WHAT IS BEING ASKED: The answer should consist of every line in the material below that has the word "Shenzhen".

↓

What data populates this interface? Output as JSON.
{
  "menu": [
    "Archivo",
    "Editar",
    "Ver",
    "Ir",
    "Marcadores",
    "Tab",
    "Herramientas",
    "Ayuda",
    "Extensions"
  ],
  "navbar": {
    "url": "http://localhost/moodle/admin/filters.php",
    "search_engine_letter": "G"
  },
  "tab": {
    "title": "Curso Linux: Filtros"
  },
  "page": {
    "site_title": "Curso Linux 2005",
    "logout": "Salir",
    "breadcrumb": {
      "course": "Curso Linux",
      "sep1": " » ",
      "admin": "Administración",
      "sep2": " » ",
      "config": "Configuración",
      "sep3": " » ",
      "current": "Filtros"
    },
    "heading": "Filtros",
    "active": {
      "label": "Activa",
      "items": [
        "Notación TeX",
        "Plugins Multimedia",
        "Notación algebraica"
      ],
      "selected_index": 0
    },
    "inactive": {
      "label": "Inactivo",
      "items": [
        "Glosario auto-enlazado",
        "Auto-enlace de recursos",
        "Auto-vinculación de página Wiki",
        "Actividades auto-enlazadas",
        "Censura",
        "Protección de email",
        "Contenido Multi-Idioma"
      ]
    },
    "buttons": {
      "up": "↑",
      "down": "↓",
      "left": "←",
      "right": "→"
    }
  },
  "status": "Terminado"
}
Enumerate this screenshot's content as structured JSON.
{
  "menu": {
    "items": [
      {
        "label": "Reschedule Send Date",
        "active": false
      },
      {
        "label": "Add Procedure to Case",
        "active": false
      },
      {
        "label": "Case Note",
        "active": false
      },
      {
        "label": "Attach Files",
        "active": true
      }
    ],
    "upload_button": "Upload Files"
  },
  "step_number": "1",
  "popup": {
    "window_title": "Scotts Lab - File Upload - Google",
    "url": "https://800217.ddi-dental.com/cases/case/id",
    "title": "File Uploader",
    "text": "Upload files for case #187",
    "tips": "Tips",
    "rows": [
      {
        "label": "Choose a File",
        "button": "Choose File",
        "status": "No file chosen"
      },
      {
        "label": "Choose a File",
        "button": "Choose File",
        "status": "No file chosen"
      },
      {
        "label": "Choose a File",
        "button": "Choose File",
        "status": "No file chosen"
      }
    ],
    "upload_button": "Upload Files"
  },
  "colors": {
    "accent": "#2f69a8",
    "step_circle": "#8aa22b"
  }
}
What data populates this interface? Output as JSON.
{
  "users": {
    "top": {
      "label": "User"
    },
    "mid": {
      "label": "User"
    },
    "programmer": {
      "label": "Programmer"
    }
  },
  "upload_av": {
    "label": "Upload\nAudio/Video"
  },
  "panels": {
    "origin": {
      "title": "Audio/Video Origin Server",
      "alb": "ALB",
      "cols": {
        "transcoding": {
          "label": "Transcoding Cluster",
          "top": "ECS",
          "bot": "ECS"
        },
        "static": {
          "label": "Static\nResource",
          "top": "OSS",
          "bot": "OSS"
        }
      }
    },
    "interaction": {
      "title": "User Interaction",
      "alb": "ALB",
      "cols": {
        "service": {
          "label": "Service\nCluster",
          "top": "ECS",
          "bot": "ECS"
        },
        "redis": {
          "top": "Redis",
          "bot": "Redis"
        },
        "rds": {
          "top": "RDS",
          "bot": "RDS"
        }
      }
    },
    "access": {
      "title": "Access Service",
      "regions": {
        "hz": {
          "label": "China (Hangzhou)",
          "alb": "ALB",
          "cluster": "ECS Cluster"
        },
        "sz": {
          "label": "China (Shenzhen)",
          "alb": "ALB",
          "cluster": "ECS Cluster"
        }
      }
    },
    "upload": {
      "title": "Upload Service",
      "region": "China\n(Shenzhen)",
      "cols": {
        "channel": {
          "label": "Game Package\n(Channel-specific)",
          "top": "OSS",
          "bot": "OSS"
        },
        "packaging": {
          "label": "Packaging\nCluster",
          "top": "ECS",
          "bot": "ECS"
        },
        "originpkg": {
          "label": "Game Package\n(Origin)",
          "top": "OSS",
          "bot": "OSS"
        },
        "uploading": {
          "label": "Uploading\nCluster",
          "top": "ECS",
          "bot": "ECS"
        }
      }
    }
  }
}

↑

WRITTEN SOLUTION:
          "label": "China (Shenzhen)",
      "region": "China\n(Shenzhen)",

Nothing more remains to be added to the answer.